===== DATA PROVIDED

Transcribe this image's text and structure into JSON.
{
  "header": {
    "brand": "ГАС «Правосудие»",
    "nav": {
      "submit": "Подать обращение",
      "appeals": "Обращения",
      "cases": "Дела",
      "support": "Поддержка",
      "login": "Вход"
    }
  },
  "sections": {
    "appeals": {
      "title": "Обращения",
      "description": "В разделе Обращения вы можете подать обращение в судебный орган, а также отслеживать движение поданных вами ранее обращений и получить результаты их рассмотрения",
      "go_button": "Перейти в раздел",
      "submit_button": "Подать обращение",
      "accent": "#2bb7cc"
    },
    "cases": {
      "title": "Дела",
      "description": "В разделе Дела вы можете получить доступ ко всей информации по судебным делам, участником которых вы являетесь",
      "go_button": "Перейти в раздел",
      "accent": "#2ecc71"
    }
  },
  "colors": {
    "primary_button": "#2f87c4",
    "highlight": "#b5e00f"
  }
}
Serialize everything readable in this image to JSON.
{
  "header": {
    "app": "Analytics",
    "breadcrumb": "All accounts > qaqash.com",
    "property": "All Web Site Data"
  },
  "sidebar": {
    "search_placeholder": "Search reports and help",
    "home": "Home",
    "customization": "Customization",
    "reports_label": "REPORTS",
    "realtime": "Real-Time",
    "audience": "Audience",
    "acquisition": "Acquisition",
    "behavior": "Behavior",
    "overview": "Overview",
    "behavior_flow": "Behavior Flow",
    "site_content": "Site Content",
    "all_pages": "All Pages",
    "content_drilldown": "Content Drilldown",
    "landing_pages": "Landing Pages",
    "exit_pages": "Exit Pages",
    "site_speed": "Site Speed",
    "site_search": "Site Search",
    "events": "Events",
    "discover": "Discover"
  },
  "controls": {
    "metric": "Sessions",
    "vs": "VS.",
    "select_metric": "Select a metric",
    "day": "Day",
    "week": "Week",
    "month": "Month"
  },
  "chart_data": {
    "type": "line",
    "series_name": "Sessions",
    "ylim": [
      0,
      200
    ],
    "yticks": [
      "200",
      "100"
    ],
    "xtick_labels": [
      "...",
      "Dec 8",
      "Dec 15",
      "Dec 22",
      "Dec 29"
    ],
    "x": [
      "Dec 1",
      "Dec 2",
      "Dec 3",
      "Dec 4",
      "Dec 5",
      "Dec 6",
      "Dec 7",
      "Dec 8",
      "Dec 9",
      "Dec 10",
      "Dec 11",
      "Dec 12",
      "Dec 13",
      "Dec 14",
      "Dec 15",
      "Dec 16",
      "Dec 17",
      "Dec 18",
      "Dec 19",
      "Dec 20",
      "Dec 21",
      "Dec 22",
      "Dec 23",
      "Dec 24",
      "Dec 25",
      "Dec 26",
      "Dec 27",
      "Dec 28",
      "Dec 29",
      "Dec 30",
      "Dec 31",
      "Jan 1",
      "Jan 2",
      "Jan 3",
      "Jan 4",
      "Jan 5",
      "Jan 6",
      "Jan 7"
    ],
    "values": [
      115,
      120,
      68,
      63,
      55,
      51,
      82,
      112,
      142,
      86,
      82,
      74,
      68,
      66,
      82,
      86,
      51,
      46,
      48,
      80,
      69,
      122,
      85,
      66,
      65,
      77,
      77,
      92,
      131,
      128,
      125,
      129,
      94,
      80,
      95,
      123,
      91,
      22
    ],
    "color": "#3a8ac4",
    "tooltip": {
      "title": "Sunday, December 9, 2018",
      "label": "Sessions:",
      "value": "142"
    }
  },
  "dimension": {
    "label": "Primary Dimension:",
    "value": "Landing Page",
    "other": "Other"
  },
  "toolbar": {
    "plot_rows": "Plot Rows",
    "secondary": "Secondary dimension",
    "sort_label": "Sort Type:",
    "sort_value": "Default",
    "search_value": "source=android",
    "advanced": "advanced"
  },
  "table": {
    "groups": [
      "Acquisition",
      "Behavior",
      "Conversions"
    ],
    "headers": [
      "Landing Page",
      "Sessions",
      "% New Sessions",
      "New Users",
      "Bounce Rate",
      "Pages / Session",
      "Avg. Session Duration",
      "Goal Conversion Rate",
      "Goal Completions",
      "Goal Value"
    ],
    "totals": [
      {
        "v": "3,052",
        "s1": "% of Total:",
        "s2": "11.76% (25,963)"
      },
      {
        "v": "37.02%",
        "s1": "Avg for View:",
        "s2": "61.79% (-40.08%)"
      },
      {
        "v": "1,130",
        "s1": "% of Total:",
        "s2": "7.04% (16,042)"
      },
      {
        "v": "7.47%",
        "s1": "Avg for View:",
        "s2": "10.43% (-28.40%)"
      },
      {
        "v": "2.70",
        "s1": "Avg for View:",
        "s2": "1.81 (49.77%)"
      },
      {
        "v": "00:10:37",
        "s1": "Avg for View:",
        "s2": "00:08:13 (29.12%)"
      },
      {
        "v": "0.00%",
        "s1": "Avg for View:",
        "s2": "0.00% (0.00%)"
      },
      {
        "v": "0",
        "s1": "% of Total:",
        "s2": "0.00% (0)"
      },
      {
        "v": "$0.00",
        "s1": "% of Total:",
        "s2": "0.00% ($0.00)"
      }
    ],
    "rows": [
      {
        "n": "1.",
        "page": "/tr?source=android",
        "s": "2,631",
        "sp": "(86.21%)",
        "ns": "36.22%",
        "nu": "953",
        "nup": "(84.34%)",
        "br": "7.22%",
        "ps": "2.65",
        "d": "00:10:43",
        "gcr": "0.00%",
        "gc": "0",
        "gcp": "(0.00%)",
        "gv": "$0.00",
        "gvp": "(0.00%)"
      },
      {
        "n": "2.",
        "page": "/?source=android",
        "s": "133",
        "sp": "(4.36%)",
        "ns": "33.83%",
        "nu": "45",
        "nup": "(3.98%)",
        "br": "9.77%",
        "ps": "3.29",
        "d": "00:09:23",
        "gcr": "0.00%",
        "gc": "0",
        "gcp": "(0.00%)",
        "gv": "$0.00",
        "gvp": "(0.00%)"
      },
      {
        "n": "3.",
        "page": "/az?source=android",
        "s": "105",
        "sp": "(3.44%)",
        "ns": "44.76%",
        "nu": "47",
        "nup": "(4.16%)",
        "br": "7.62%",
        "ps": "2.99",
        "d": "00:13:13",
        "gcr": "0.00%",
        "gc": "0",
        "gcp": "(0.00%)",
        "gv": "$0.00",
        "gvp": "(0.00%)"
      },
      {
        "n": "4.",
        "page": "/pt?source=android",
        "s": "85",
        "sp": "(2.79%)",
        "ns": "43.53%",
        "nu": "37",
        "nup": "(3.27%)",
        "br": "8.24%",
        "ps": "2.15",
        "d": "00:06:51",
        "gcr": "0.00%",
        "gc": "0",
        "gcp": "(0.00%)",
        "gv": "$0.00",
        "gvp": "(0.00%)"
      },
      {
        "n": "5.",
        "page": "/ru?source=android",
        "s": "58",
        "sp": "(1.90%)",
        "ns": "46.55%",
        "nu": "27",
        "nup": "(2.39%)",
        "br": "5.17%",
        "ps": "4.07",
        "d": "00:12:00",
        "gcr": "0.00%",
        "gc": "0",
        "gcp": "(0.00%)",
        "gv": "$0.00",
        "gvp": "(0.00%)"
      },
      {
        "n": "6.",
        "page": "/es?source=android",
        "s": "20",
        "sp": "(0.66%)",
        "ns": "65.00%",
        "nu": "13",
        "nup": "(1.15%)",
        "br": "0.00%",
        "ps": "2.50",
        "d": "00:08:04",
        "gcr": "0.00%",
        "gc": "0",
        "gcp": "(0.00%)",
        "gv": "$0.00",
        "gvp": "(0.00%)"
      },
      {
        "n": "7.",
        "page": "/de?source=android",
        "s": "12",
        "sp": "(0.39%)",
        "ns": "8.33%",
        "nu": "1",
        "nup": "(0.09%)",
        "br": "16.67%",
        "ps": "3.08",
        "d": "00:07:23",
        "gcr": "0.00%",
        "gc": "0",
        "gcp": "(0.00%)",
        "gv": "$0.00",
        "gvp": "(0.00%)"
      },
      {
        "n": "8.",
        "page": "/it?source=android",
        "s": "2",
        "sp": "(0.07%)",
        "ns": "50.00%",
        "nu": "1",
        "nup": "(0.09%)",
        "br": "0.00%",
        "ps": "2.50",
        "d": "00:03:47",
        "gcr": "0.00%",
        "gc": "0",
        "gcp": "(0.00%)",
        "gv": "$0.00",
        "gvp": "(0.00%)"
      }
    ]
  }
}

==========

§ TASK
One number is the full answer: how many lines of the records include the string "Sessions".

§ EXERCISE RESULT
5